◆ What the task requires:
Which lines of the data contain the string "thumb"? Copy every one.

◆ Provided material:
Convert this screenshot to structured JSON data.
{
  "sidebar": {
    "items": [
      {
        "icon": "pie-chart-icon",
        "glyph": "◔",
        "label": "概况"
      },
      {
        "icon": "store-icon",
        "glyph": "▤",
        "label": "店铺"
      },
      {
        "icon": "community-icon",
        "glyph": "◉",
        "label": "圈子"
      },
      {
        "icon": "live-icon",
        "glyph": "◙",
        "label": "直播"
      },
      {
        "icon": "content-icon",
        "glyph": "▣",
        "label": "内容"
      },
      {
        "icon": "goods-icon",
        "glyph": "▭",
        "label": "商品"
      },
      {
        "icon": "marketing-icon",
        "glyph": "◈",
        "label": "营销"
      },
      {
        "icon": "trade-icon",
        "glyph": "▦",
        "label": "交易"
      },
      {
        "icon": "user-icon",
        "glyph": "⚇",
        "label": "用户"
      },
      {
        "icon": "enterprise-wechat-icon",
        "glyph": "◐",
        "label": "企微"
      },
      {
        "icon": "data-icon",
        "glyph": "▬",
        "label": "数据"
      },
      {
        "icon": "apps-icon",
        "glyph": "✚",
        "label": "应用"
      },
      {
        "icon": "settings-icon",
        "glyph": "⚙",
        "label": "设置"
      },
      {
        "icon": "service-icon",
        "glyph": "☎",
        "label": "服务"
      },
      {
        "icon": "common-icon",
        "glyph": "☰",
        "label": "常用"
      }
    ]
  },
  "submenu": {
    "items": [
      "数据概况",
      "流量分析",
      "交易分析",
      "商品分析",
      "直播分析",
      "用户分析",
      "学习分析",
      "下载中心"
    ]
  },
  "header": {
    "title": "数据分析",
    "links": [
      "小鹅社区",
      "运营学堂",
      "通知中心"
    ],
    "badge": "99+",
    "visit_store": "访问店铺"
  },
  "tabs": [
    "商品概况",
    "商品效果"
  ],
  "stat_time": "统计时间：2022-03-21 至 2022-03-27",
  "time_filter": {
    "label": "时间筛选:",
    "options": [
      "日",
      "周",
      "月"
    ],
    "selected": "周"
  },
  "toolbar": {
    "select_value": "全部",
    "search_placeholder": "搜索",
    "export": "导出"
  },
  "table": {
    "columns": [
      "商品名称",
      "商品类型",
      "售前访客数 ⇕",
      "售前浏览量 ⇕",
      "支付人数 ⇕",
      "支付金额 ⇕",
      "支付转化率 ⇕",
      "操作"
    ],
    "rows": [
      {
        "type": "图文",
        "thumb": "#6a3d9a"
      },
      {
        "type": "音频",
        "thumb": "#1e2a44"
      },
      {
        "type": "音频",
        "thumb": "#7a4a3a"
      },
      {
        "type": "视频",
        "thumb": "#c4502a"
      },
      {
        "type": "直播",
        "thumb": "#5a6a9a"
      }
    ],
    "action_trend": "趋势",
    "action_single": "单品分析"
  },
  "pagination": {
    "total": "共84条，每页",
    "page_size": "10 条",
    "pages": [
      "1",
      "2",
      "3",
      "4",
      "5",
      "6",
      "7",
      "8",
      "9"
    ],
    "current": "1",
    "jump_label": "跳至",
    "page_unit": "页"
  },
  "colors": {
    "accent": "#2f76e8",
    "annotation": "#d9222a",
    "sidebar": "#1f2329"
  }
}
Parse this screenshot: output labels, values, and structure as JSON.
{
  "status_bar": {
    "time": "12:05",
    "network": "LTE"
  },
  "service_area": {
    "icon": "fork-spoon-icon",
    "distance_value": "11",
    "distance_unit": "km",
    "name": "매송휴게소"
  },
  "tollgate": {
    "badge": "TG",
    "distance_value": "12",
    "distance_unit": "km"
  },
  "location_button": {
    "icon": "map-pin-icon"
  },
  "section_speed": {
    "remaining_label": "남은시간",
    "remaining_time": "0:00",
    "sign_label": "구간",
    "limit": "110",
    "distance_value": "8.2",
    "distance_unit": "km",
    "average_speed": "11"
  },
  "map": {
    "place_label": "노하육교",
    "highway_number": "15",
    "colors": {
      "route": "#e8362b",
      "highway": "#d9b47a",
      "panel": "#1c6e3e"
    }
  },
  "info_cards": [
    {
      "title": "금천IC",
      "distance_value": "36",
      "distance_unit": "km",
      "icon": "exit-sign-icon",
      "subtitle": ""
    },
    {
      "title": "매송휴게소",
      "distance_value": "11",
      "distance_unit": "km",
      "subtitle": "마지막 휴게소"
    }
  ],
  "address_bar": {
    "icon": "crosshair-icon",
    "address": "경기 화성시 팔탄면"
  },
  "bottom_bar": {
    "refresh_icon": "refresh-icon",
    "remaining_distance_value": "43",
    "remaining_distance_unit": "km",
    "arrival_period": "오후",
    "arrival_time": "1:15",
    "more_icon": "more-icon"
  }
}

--

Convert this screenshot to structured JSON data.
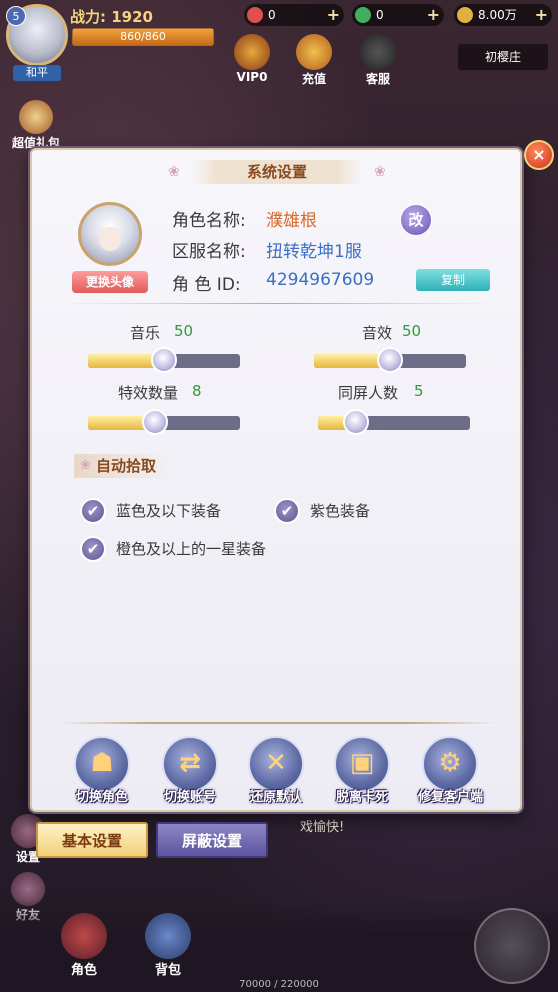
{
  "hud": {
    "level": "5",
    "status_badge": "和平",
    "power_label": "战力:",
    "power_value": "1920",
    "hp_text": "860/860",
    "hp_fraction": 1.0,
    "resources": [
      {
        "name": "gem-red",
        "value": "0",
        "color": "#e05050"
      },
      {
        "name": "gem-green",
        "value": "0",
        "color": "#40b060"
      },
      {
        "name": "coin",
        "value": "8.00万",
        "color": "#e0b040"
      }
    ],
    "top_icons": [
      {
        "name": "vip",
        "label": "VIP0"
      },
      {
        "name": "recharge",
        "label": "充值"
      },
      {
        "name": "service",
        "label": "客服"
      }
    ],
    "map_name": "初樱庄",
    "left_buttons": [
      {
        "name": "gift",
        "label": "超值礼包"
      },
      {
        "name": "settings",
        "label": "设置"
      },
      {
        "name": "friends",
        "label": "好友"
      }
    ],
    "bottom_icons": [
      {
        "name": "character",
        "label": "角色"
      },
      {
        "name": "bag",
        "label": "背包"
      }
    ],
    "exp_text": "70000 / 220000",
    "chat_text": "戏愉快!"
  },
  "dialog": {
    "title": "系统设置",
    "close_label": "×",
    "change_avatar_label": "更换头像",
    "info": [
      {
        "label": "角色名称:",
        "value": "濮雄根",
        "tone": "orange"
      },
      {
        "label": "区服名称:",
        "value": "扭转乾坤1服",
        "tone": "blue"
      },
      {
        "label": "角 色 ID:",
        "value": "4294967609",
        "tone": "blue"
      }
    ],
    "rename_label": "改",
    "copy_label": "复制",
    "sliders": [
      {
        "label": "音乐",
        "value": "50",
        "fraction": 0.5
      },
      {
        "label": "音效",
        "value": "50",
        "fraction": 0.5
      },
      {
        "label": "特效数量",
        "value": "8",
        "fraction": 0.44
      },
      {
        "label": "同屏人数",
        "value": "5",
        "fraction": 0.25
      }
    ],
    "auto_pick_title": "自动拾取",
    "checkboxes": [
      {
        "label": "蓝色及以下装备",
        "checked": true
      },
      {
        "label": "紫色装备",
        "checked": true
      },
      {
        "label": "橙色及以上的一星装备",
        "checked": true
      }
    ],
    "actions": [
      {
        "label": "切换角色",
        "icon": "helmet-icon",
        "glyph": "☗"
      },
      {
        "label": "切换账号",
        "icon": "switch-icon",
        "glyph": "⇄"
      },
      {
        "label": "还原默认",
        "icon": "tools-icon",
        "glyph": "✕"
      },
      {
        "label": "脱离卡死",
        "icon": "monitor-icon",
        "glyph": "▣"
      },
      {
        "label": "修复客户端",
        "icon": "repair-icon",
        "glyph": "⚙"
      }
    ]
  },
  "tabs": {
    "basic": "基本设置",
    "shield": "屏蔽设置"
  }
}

◆ Solution:
        "thumb": "#6a3d9a"
        "thumb": "#1e2a44"
        "thumb": "#7a4a3a"
        "thumb": "#c4502a"
        "thumb": "#5a6a9a"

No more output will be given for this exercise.